── Stored data ──
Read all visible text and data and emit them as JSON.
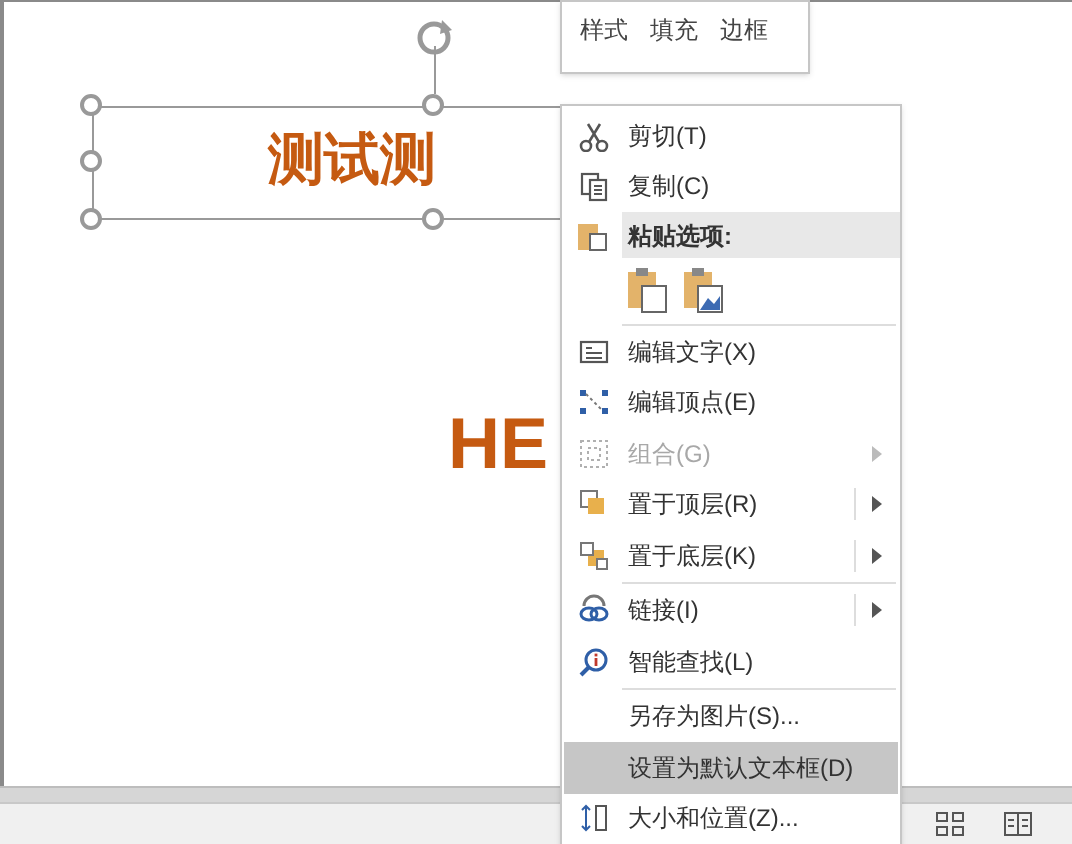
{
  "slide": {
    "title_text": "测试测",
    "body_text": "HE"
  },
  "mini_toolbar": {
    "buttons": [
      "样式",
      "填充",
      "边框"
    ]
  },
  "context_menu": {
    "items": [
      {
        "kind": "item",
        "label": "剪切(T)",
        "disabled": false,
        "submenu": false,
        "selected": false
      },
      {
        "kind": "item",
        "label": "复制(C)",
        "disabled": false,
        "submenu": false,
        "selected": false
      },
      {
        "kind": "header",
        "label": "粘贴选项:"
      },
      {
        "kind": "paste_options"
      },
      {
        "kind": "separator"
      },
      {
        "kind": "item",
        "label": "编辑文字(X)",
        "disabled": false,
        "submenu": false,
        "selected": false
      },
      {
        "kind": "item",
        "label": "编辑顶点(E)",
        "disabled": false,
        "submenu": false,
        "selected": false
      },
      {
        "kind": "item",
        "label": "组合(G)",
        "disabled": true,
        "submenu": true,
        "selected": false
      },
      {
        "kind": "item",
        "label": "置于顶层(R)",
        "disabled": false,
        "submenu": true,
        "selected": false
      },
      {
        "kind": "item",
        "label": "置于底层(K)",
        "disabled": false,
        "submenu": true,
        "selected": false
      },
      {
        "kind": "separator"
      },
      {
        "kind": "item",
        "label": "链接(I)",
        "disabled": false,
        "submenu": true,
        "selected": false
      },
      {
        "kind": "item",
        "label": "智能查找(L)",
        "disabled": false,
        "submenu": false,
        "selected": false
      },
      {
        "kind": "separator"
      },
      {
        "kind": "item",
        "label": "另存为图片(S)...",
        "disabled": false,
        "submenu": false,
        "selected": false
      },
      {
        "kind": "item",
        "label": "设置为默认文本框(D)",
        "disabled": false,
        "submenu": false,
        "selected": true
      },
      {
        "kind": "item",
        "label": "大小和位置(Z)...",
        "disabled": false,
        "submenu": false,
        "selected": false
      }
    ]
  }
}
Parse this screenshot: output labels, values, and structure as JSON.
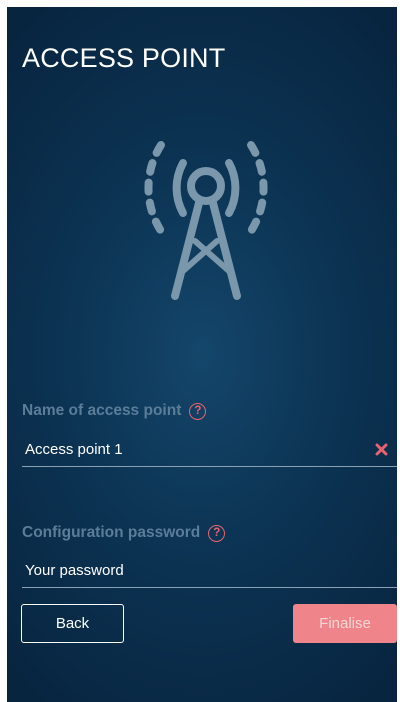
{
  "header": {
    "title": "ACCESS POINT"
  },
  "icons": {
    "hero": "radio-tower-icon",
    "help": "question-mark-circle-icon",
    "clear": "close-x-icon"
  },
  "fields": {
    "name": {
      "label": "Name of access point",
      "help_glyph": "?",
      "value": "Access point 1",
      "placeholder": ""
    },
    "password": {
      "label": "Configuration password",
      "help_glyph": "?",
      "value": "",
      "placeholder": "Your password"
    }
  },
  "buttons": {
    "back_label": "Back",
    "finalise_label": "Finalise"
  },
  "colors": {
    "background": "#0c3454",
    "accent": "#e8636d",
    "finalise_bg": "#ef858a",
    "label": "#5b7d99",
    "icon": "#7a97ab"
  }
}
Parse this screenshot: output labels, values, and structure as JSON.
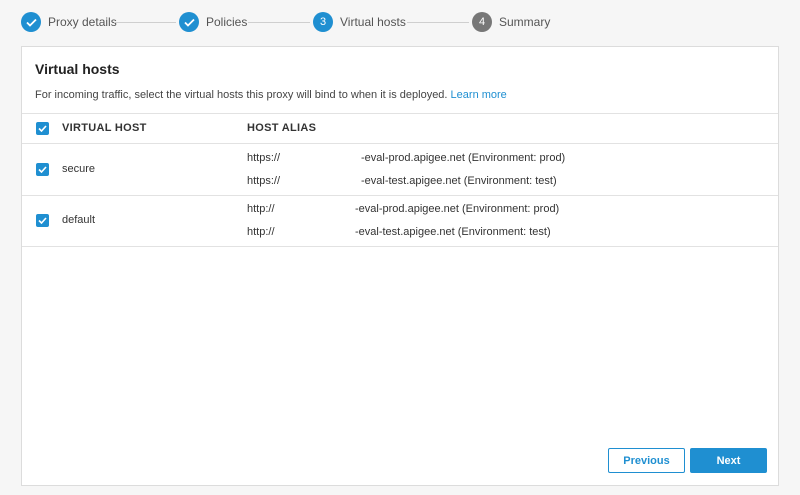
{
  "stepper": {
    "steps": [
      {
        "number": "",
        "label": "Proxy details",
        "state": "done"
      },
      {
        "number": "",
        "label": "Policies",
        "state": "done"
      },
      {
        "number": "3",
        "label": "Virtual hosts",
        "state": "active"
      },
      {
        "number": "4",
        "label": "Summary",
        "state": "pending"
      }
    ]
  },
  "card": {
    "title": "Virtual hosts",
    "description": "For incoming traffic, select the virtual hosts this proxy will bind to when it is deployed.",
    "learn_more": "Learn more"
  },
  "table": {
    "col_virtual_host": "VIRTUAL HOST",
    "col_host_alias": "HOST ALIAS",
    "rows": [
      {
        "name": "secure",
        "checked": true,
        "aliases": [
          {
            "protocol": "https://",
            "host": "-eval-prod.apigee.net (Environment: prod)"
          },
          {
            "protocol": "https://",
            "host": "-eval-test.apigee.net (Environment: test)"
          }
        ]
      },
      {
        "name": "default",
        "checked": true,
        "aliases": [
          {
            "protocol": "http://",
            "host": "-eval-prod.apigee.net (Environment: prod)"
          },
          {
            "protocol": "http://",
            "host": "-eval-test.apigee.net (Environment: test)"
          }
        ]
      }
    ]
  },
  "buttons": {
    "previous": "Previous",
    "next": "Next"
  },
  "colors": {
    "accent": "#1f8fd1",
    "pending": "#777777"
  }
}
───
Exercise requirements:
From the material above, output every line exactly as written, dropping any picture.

Answer section:
Read all visible text and data and emit them as JSON.
{
  "slide": {
    "title_text": "测试测",
    "body_text": "HE"
  },
  "mini_toolbar": {
    "buttons": [
      "样式",
      "填充",
      "边框"
    ]
  },
  "context_menu": {
    "items": [
      {
        "kind": "item",
        "label": "剪切(T)",
        "disabled": false,
        "submenu": false,
        "selected": false
      },
      {
        "kind": "item",
        "label": "复制(C)",
        "disabled": false,
        "submenu": false,
        "selected": false
      },
      {
        "kind": "header",
        "label": "粘贴选项:"
      },
      {
        "kind": "paste_options"
      },
      {
        "kind": "separator"
      },
      {
        "kind": "item",
        "label": "编辑文字(X)",
        "disabled": false,
        "submenu": false,
        "selected": false
      },
      {
        "kind": "item",
        "label": "编辑顶点(E)",
        "disabled": false,
        "submenu": false,
        "selected": false
      },
      {
        "kind": "item",
        "label": "组合(G)",
        "disabled": true,
        "submenu": true,
        "selected": false
      },
      {
        "kind": "item",
        "label": "置于顶层(R)",
        "disabled": false,
        "submenu": true,
        "selected": false
      },
      {
        "kind": "item",
        "label": "置于底层(K)",
        "disabled": false,
        "submenu": true,
        "selected": false
      },
      {
        "kind": "separator"
      },
      {
        "kind": "item",
        "label": "链接(I)",
        "disabled": false,
        "submenu": true,
        "selected": false
      },
      {
        "kind": "item",
        "label": "智能查找(L)",
        "disabled": false,
        "submenu": false,
        "selected": false
      },
      {
        "kind": "separator"
      },
      {
        "kind": "item",
        "label": "另存为图片(S)...",
        "disabled": false,
        "submenu": false,
        "selected": false
      },
      {
        "kind": "item",
        "label": "设置为默认文本框(D)",
        "disabled": false,
        "submenu": false,
        "selected": true
      },
      {
        "kind": "item",
        "label": "大小和位置(Z)...",
        "disabled": false,
        "submenu": false,
        "selected": false
      }
    ]
  }
}
Parse this screenshot: output labels, values, and structure as JSON.
{
  "header": {
    "title": "ACCESS POINT"
  },
  "icons": {
    "hero": "radio-tower-icon",
    "help": "question-mark-circle-icon",
    "clear": "close-x-icon"
  },
  "fields": {
    "name": {
      "label": "Name of access point",
      "help_glyph": "?",
      "value": "Access point 1",
      "placeholder": ""
    },
    "password": {
      "label": "Configuration password",
      "help_glyph": "?",
      "value": "",
      "placeholder": "Your password"
    }
  },
  "buttons": {
    "back_label": "Back",
    "finalise_label": "Finalise"
  },
  "colors": {
    "background": "#0c3454",
    "accent": "#e8636d",
    "finalise_bg": "#ef858a",
    "label": "#5b7d99",
    "icon": "#7a97ab"
  }
}
Parse this screenshot: output labels, values, and structure as JSON.
{
  "stepper": {
    "steps": [
      {
        "number": "",
        "label": "Proxy details",
        "state": "done"
      },
      {
        "number": "",
        "label": "Policies",
        "state": "done"
      },
      {
        "number": "3",
        "label": "Virtual hosts",
        "state": "active"
      },
      {
        "number": "4",
        "label": "Summary",
        "state": "pending"
      }
    ]
  },
  "card": {
    "title": "Virtual hosts",
    "description": "For incoming traffic, select the virtual hosts this proxy will bind to when it is deployed.",
    "learn_more": "Learn more"
  },
  "table": {
    "col_virtual_host": "VIRTUAL HOST",
    "col_host_alias": "HOST ALIAS",
    "rows": [
      {
        "name": "secure",
        "checked": true,
        "aliases": [
          {
            "protocol": "https://",
            "host": "-eval-prod.apigee.net (Environment: prod)"
          },
          {
            "protocol": "https://",
            "host": "-eval-test.apigee.net (Environment: test)"
          }
        ]
      },
      {
        "name": "default",
        "checked": true,
        "aliases": [
          {
            "protocol": "http://",
            "host": "-eval-prod.apigee.net (Environment: prod)"
          },
          {
            "protocol": "http://",
            "host": "-eval-test.apigee.net (Environment: test)"
          }
        ]
      }
    ]
  },
  "buttons": {
    "previous": "Previous",
    "next": "Next"
  },
  "colors": {
    "accent": "#1f8fd1",
    "pending": "#777777"
  }
}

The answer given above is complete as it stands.